In accordance with 21 U.S.C. 811(d)(1), scheduling actions for drugs that are required to be controlled by the United States' obligations under international treaties, conventions, or protocols in effect on October 27, 1970, shall be issued by order (as compared to scheduling by rule pursuant to 21 U.S.C. 811(a)). Therefore, DEA believes that the notice and comment requirements of section 553 of the Administrative Procedure Act (APA), 5 U.S.C. 553, do not apply to this scheduling action. In the alternative, even if this action does constitute "rule making" under 5 U.S.C. 551(5), this action is exempt from the notice and comment requirements of 5 U.S.C. 553 pursuant to 5 U.S.C. 553(a)(1) as an action involving a foreign affairs function of the United States because it is being done pursuant to 21 U.S.C. 811(d)(1), which requires that the United States comply with its obligations under the specified international agreements.
Regulatory Flexibility Act
The Regulatory Flexibility Act (RFA) (5 U.S.C. 601-612) applies to rules that are subject to notice and comment under section 553(b) of the APA or any other law. As explained above, the CSA exempts this final order from notice and comment.

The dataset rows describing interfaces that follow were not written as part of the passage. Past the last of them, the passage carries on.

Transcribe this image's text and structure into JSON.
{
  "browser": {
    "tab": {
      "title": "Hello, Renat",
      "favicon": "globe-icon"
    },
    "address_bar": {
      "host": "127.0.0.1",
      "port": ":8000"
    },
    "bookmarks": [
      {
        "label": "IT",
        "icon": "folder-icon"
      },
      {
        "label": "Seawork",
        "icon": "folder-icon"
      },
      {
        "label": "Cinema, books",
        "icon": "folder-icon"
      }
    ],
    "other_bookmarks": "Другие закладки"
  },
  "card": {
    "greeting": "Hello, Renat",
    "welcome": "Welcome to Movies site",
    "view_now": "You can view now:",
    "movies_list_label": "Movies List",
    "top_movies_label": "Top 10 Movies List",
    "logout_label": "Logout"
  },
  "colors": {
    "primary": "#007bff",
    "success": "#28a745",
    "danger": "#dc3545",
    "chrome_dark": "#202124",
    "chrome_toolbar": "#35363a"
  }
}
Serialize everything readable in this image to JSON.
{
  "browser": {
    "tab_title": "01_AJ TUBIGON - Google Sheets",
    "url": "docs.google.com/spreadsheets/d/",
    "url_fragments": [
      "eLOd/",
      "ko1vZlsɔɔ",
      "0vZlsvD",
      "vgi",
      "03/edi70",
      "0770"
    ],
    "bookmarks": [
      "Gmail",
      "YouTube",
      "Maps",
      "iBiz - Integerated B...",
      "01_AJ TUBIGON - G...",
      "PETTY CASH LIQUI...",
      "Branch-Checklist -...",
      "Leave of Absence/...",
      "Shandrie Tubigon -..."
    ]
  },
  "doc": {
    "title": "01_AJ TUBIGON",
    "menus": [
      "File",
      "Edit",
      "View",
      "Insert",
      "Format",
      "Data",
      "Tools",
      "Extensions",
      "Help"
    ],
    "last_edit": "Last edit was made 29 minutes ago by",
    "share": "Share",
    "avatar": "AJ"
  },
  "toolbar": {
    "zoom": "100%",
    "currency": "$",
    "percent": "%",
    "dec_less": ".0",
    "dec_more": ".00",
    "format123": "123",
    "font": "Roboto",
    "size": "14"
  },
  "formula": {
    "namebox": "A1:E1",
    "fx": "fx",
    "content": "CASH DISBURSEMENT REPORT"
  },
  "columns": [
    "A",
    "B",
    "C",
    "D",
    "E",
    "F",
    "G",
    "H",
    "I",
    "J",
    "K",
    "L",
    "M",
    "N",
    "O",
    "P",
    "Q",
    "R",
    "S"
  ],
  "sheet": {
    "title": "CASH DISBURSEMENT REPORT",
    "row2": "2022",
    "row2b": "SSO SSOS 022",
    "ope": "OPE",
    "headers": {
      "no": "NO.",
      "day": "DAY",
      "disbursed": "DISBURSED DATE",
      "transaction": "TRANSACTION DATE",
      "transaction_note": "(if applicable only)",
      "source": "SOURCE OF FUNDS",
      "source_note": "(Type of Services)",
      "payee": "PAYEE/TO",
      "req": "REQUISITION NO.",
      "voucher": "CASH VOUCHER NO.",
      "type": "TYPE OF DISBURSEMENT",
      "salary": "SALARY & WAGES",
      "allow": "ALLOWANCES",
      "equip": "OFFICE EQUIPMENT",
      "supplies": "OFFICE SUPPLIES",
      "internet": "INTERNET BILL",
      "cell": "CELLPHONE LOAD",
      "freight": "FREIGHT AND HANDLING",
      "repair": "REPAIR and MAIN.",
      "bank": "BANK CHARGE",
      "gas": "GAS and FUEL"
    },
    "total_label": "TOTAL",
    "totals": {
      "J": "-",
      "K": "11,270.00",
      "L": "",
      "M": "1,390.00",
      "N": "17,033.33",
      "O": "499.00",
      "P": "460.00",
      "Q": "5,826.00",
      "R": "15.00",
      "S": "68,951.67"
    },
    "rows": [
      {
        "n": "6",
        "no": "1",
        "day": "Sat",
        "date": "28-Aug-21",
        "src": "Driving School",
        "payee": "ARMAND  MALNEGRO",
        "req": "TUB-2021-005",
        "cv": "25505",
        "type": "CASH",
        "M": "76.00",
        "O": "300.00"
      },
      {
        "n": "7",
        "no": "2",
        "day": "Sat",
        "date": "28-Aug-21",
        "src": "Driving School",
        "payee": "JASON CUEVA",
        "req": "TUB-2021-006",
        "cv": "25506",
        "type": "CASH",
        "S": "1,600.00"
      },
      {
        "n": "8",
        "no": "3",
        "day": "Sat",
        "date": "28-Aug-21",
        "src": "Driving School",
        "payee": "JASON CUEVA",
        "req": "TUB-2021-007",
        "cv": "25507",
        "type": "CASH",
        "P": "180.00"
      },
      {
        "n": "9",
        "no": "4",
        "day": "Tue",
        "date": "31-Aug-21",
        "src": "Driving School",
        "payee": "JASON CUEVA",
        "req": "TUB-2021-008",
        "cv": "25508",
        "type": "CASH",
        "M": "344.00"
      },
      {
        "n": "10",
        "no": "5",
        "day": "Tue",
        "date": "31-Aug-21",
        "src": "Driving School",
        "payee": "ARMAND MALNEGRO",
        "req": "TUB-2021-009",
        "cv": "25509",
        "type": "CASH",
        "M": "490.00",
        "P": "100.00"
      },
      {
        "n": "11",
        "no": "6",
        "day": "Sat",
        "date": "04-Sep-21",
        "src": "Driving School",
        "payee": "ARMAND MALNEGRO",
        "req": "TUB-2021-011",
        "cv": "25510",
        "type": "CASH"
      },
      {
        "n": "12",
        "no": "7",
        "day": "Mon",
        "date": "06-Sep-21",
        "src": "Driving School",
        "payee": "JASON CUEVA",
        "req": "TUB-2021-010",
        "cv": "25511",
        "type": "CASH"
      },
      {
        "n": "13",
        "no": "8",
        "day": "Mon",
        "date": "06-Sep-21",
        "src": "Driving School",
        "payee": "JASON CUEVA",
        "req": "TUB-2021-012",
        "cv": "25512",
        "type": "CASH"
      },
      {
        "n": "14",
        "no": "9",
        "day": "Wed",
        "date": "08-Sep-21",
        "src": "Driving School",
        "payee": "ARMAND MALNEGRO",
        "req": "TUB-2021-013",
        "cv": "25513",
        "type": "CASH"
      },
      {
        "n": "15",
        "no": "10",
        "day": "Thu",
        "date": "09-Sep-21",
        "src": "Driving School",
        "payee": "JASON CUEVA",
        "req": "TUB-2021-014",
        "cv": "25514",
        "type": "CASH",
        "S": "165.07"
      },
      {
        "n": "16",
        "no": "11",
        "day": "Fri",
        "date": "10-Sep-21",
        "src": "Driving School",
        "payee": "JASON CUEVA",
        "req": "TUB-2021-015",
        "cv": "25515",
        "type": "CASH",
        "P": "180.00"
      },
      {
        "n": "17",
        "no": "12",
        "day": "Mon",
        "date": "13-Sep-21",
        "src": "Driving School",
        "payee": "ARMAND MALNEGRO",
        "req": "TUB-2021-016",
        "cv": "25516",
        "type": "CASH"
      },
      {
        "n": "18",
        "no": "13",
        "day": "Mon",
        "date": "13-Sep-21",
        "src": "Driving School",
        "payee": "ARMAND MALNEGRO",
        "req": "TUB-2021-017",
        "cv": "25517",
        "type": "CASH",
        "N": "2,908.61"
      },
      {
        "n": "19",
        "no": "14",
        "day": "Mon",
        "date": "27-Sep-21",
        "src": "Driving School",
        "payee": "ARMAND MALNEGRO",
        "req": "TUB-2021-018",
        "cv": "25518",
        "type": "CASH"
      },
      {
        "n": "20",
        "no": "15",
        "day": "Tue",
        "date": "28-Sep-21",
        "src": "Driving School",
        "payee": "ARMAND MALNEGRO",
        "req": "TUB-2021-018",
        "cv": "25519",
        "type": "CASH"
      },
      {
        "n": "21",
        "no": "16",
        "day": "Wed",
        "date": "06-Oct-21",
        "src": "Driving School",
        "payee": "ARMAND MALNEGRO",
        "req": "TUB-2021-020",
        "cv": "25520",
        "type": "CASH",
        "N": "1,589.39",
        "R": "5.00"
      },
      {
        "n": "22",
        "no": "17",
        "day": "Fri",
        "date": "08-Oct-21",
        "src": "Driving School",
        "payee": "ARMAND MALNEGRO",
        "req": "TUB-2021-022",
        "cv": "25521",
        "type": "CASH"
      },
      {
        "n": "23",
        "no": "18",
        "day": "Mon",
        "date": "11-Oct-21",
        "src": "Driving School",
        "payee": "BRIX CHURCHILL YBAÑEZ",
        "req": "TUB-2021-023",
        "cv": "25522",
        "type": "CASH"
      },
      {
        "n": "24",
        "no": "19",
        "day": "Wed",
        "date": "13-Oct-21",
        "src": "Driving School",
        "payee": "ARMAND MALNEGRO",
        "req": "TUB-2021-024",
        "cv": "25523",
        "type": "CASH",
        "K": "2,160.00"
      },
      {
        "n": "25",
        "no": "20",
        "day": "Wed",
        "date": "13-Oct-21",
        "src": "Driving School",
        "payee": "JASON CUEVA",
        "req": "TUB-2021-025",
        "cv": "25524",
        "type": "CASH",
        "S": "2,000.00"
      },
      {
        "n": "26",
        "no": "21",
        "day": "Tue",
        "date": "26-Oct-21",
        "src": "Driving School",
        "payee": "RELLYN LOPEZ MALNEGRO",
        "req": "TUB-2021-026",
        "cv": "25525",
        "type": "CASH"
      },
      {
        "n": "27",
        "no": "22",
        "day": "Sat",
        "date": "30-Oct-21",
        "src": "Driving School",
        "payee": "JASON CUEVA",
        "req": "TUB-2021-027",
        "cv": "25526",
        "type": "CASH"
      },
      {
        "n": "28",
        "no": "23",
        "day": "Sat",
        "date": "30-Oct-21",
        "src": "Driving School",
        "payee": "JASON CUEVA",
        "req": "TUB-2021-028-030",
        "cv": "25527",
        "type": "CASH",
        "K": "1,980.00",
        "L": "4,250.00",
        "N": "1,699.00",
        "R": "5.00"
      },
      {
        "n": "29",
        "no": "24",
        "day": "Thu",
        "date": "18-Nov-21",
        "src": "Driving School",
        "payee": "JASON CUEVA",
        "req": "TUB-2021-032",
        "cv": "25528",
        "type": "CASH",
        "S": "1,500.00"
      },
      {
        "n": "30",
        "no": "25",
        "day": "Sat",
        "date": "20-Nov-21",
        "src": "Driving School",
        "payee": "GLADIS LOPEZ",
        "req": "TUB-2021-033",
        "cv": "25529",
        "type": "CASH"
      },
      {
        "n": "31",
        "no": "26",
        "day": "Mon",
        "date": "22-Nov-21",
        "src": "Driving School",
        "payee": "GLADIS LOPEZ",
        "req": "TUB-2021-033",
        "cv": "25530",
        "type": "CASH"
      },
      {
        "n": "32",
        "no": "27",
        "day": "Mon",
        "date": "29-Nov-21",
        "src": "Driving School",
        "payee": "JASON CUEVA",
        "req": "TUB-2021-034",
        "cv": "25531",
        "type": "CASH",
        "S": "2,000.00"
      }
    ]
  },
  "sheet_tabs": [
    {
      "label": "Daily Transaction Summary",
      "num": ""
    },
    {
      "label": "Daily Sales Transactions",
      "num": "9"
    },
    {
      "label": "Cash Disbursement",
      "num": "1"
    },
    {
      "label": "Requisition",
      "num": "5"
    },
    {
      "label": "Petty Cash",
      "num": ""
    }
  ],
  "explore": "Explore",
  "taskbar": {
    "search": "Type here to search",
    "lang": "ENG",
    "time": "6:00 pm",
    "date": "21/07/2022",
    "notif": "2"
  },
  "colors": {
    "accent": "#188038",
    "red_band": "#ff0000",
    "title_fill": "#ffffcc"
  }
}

Consequently, the RFA does not apply to this action.
Paperwork Reduction Act of 1995
This action does not impose a new collection of information requirement under the Paperwork Reduction Act of 1995. 44 U.S.C. 3501-3521. An agency may not conduct or sponsor, and a person is not required to respond to, a collection of information unless it displays a currently valid OMB control number.
Congressional Review Act
This action is not a major rule as defined by the Congressional Review Act (CRA), 5 U.S.C. 804. This order will not result in: "an annual effect on the economy of $100,000,000 or more; a major increase in costs or prices for consumers, individual industries, Federal, State, or local government agencies, or geographic regions; or significant adverse effects on competition, employment, investment, productivity, innovation, or on the ability of United States-based enterprises to compete with foreign-based enterprises in domestic and export markets." However, pursuant to the CRA, DEA has submitted a copy of this final order to both Houses of Congress and to the Comptroller General.
List of Subjects in 21 CFR Part 1308
Administrative practice and procedure, Drug traffic control, Reporting and recordkeeping requirements. For the reasons set out above, DEA amends 21 CFR part 1308 as follows:
PART 1308--SCHEDULES OF CONTROLLED SUBSTANCES
- 1. The authority citation for part 1308 continues to read as follows:
Authority: 21 U.S.C. 811, 812, 871(b), 956(b), unless otherwise noted.
- 2. In Sec. 1308.11:
- a. Redesignate paragraphs (b)(22) through (70) as (b)(23) through (71); and
- b. Add new paragraph (b)(22).
The addition reads as follows:
Sec. 1308.11 Schedule I.
* * * * *
(b) * * *
|(22) Crotonyl fentanyl ((E)-N-(1-phenethylpiperidin-4-yl)-N-phenylbut-2-enamide)||9844|
* * * * *
Timothy J. Shea,
[FR Doc. 2020-19305 Filed 10-1-20; 8:45 am]
BILLING CODE 4410-09-P
NOTICE: This is an unofficial version. An official version of this publication may be obtained directly from the Government Publishing Office (GPO).